Each line of the data below that holds the word "cost" is to be reported in full.

---------- DATA EXCERPTS ----------

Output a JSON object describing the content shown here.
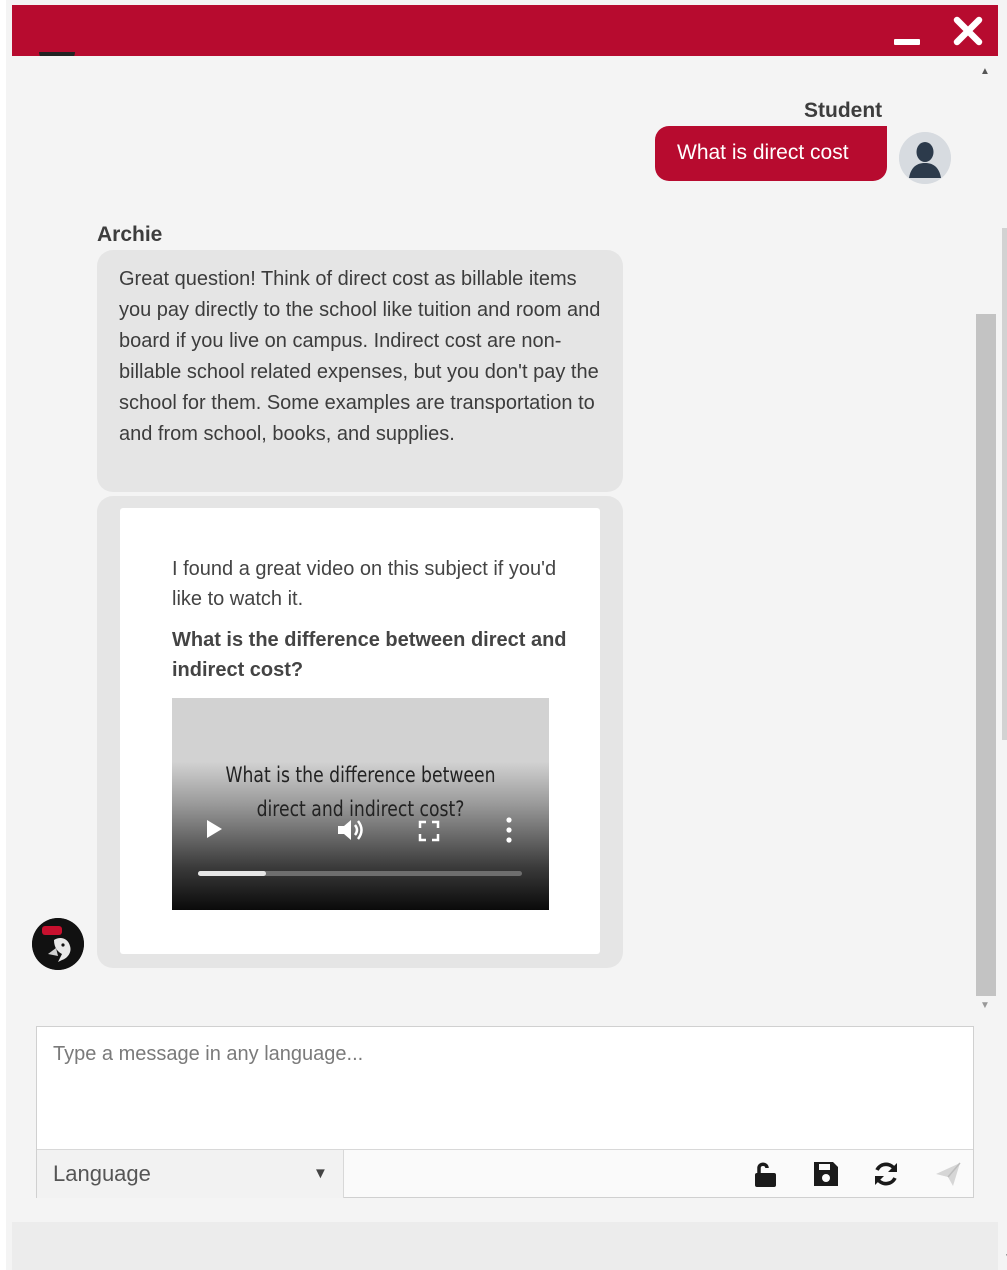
{
  "titlebar": {
    "minimize_icon": "minimize-icon",
    "close_icon": "close-icon",
    "color": "#b70b2f"
  },
  "messages": {
    "student": {
      "sender": "Student",
      "text": "What is direct cost"
    },
    "archie": {
      "sender": "Archie",
      "text": "Great question! Think of direct cost as billable items you pay directly to the school like tuition and room and board if you live on campus. Indirect cost are non-billable school related expenses, but you don't pay the school for them. Some examples are transportation to and from school, books, and supplies."
    },
    "card": {
      "intro": "I found a great video on this subject if you'd like to watch it.",
      "title": "What is the difference between direct and indirect cost?",
      "video": {
        "overlay_title": "What is the difference between direct and indirect cost?",
        "progress": 0.21
      }
    }
  },
  "composer": {
    "placeholder": "Type a message in any language...",
    "value": "",
    "language_label": "Language",
    "icons": [
      "unlock-icon",
      "save-icon",
      "refresh-icon",
      "send-icon"
    ]
  }
}
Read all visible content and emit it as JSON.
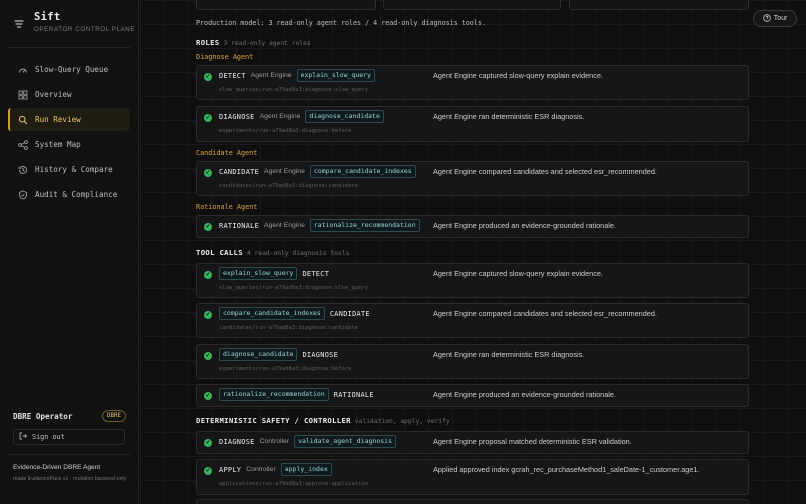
{
  "brand": {
    "name": "Sift",
    "subtitle": "OPERATOR CONTROL PLANE"
  },
  "nav": [
    {
      "label": "Slow-Query Queue",
      "icon": "gauge-icon",
      "active": false
    },
    {
      "label": "Overview",
      "icon": "grid-icon",
      "active": false
    },
    {
      "label": "Run Review",
      "icon": "magnifier-icon",
      "active": true
    },
    {
      "label": "System Map",
      "icon": "nodes-icon",
      "active": false
    },
    {
      "label": "History & Compare",
      "icon": "history-icon",
      "active": false
    },
    {
      "label": "Audit & Compliance",
      "icon": "shield-icon",
      "active": false
    }
  ],
  "operator": {
    "name": "DBRE Operator",
    "badge": "DBRE",
    "signout": "Sign out"
  },
  "footer": {
    "title": "Evidence-Driven DBRE Agent",
    "note": "reads EvidencePack v1 · mutation backend-only"
  },
  "tour_label": "Tour",
  "production_note": "Production model: 3 read-only agent roles / 4 read-only diagnosis tools.",
  "roles": {
    "title": "ROLES",
    "subtitle": "3 read-only agent roles",
    "groups": [
      {
        "name": "Diagnose Agent",
        "rows": [
          {
            "kw": "DETECT",
            "actor": "Agent Engine",
            "chip": "explain_slow_query",
            "path": "slow_queries/run-a79ad8a3:diagnose:slow_query",
            "desc": "Agent Engine captured slow-query explain evidence."
          },
          {
            "kw": "DIAGNOSE",
            "actor": "Agent Engine",
            "chip": "diagnose_candidate",
            "path": "experiments/run-a79ad8a3:diagnose:before",
            "desc": "Agent Engine ran deterministic ESR diagnosis."
          }
        ]
      },
      {
        "name": "Candidate Agent",
        "rows": [
          {
            "kw": "CANDIDATE",
            "actor": "Agent Engine",
            "chip": "compare_candidate_indexes",
            "path": "candidates/run-a79ad8a3:diagnose:candidate",
            "desc": "Agent Engine compared candidates and selected esr_recommended."
          }
        ]
      },
      {
        "name": "Rationale Agent",
        "rows": [
          {
            "kw": "RATIONALE",
            "actor": "Agent Engine",
            "chip": "rationalize_recommendation",
            "path": "",
            "desc": "Agent Engine produced an evidence-grounded rationale."
          }
        ]
      }
    ]
  },
  "tool_calls": {
    "title": "TOOL CALLS",
    "subtitle": "4 read-only diagnosis tools",
    "rows": [
      {
        "chip": "explain_slow_query",
        "kw": "DETECT",
        "path": "slow_queries/run-a79ad8a3:diagnose:slow_query",
        "desc": "Agent Engine captured slow-query explain evidence."
      },
      {
        "chip": "compare_candidate_indexes",
        "kw": "CANDIDATE",
        "path": "candidates/run-a79ad8a3:diagnose:candidate",
        "desc": "Agent Engine compared candidates and selected esr_recommended."
      },
      {
        "chip": "diagnose_candidate",
        "kw": "DIAGNOSE",
        "path": "experiments/run-a79ad8a3:diagnose:before",
        "desc": "Agent Engine ran deterministic ESR diagnosis."
      },
      {
        "chip": "rationalize_recommendation",
        "kw": "RATIONALE",
        "path": "",
        "desc": "Agent Engine produced an evidence-grounded rationale."
      }
    ]
  },
  "safety": {
    "title": "DETERMINISTIC SAFETY / CONTROLLER",
    "subtitle": "validation, apply, verify",
    "rows": [
      {
        "kw": "DIAGNOSE",
        "actor": "Controller",
        "chip": "validate_agent_diagnosis",
        "path": "",
        "desc": "Agent Engine proposal matched deterministic ESR validation."
      },
      {
        "kw": "APPLY",
        "actor": "Controller",
        "chip": "apply_index",
        "path": "applications/run-a79ad8a3:approve:application",
        "desc": "Applied approved index gcrah_rec_purchaseMethod1_saleDate-1_customer.age1."
      }
    ]
  }
}
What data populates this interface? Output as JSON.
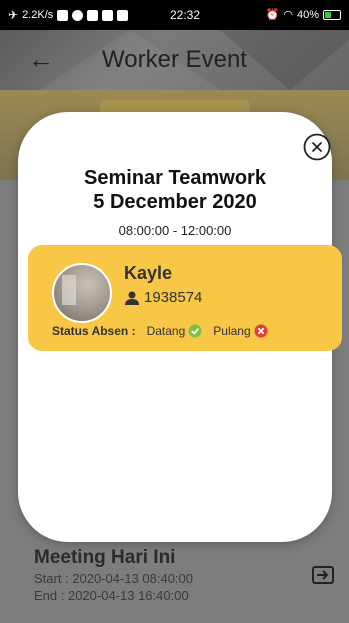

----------

## TASK OUTPUT
      "text": "What is direct cost"
      "text": "Great question! Think of direct cost as billable items you pay directly to the school like tuition and room and board if you live on campus. Indirect cost are non-billable school related expenses, but you don't pay the school for them. Some examples are transportation to and from school, books, and supplies."
      "title": "What is the difference between direct and indirect cost?",
        "overlay_title": "What is the difference between direct and indirect cost?",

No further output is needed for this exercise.